Project(s) for intake 2021:
Causes of chronic autoimmunity in Spondyloarthropathy
Reactive Arthritis (ReA), Ankylosing Spondylitis (AS) and other spondyloarthropathies (SpAs) are the second most frequent cause of chronic inflammatory rheumatisms worldwide affecting about 1% of the general population and, thus, represent a significant socio-economic burden. Although the etiology of SpAs is poorly understood, environmental and genetic components are critical risk factors. Infectious agents, such as Brucella and Chlamydia, play a crucial role in the determination of these multifactorial disorders. There is also a strong genetic predisposition linked to the major histocompatibility complex (MHC) Class I complex HLA-B27 gene: HLA-B27 is present in up to 90% of AS and 45% of ReA patients, but only in about 3% of the general population. HLA-B27 binds and presents certain unique peptides derived from bacterial, viral or self-antigens to CD8+ cytotoxic T (CTL) cells. This led to the suggestion that SpA pathogenesis is driven, at least in part, by the development of autoimmunity or autoinflammation. However, the underlying pathogenic mechanisms still have to be fully delineated.
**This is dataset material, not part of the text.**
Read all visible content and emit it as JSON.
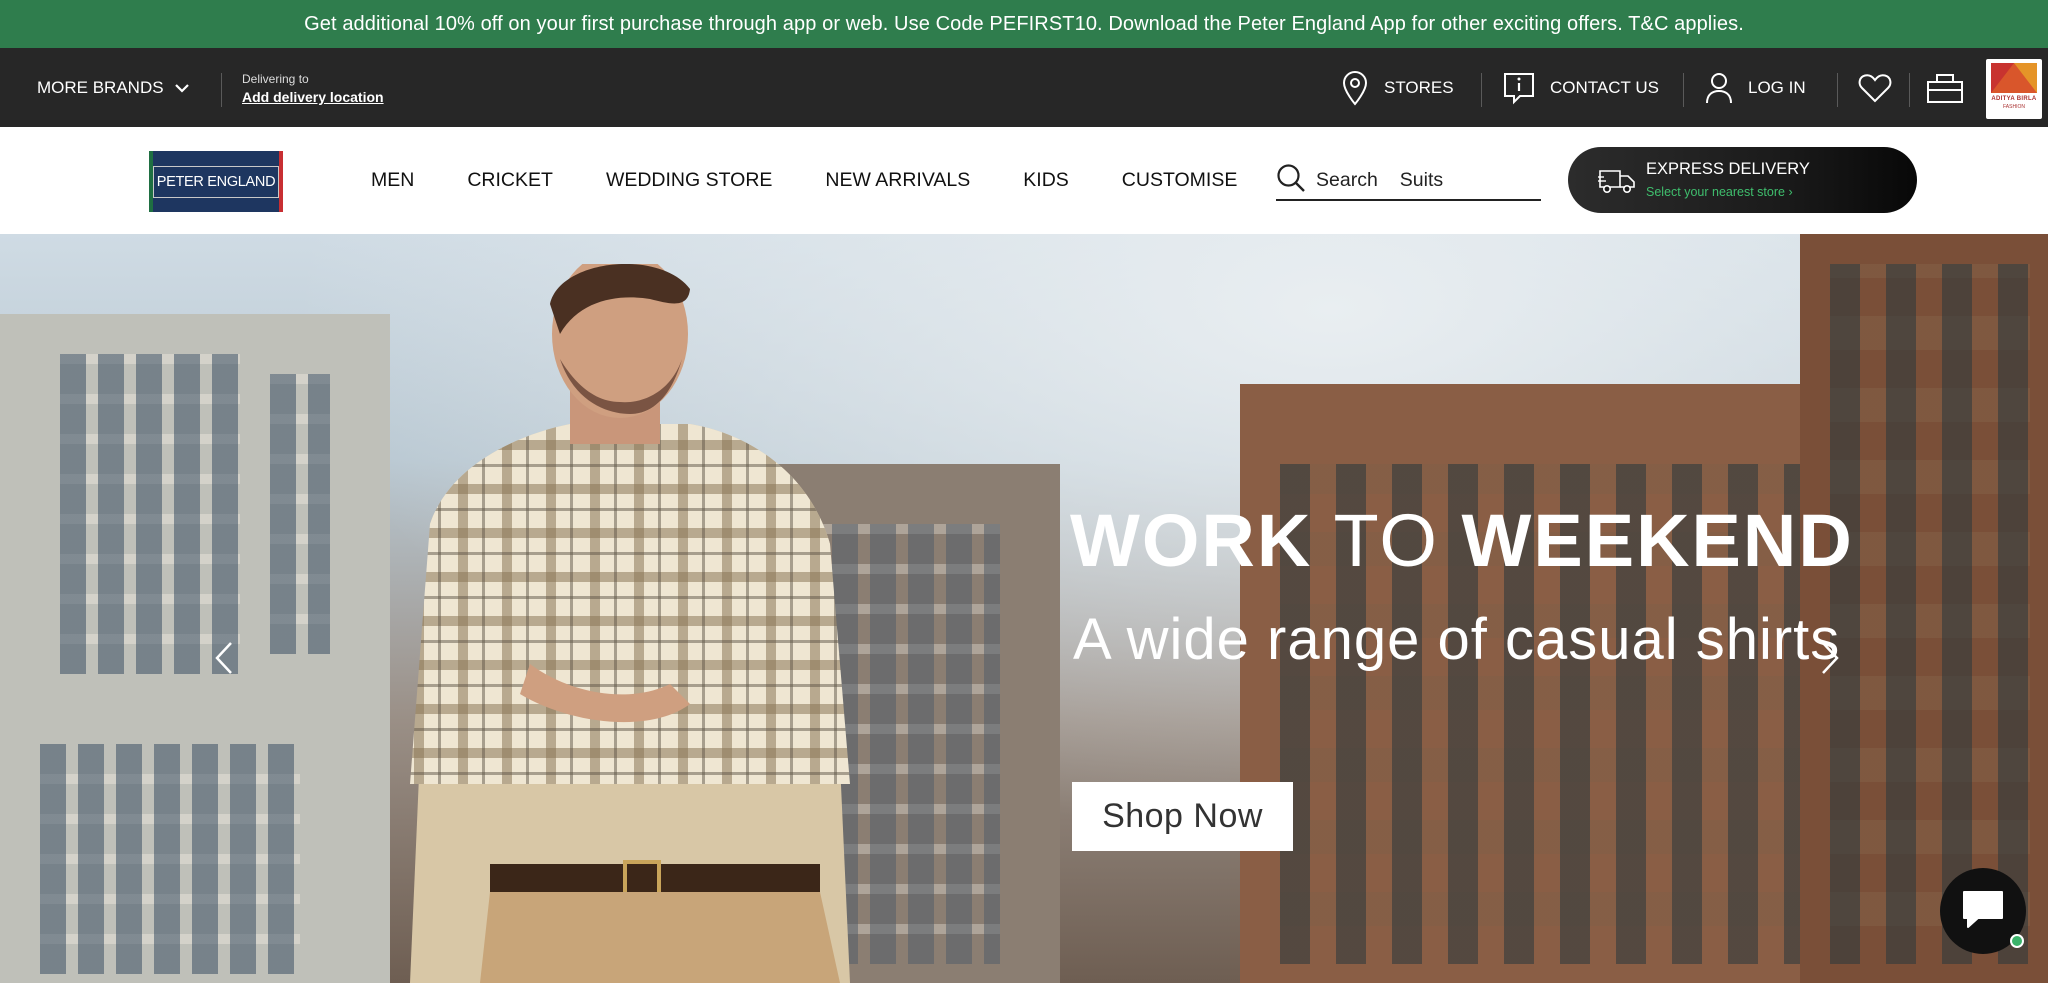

Growing evidence indicates that HLA-B27-associated gut dysbiosis is an important contributor to SpA development. Gut dysbiosis may promote the abnormal microbial translocation across the intestinal epithelial barrier and the leakage of bacterial products into the systemic circulation. This, in turn, may contribute to autoimmunity or autoinflammation by influencing innate as well as adaptive immunity, locally in the gut as well as systemically. However, a mechanistic understanding of the link between the microbiome, HLA-B27, and SpAs has yet to fully emerge. The project will examine the association between gut dysbiosis, host genetic factors and autoimmunity/autoinflammation in Kazakh patient and control cohorts in collaboration with Dr. Almagul Kushugulova (NLA, NUSOM).
Aim 1: To map the composition of the gut microbiome of Kazakh SpA patients and investigate a potential linkage to HLA-B27.
Patients with SpA have an altered microbiota compared to normal individuals. Gut dysbiosis appears to be an early feature of SpA, preceding the onset of clinical disease in the gut or joints and is also associated with HLA-B27 status. Thus, characterization of gut dysbiosis in SpA may reveal biomarkers for early disease detection in patients at risk.
Aim 2. To identify immunologically relevant microbial markers in Kazakh SpA patients that may drive mucosal and systemic inflammation.
The objective of this aim is to identify immune-relevant microbiota associated with SpA. The central hypothesis is that IgA-coated microbiota in SpA are enriched with adherent-invasive E. coli and these isolates act as drivers of mucosal and systemic inflammation. To test this hypothesis, we will use an enrichment strategy to isolate, sequence, and compare highly IgA-coated bacteria from SpA patients and healthy controls.
Supported by: CRP “Infectious triggers of chronic autoimmunity in spondyloarthropathy (CITAS)”; Pure ID 23850096, 01/01/21-31/12/23, 450,000 USD.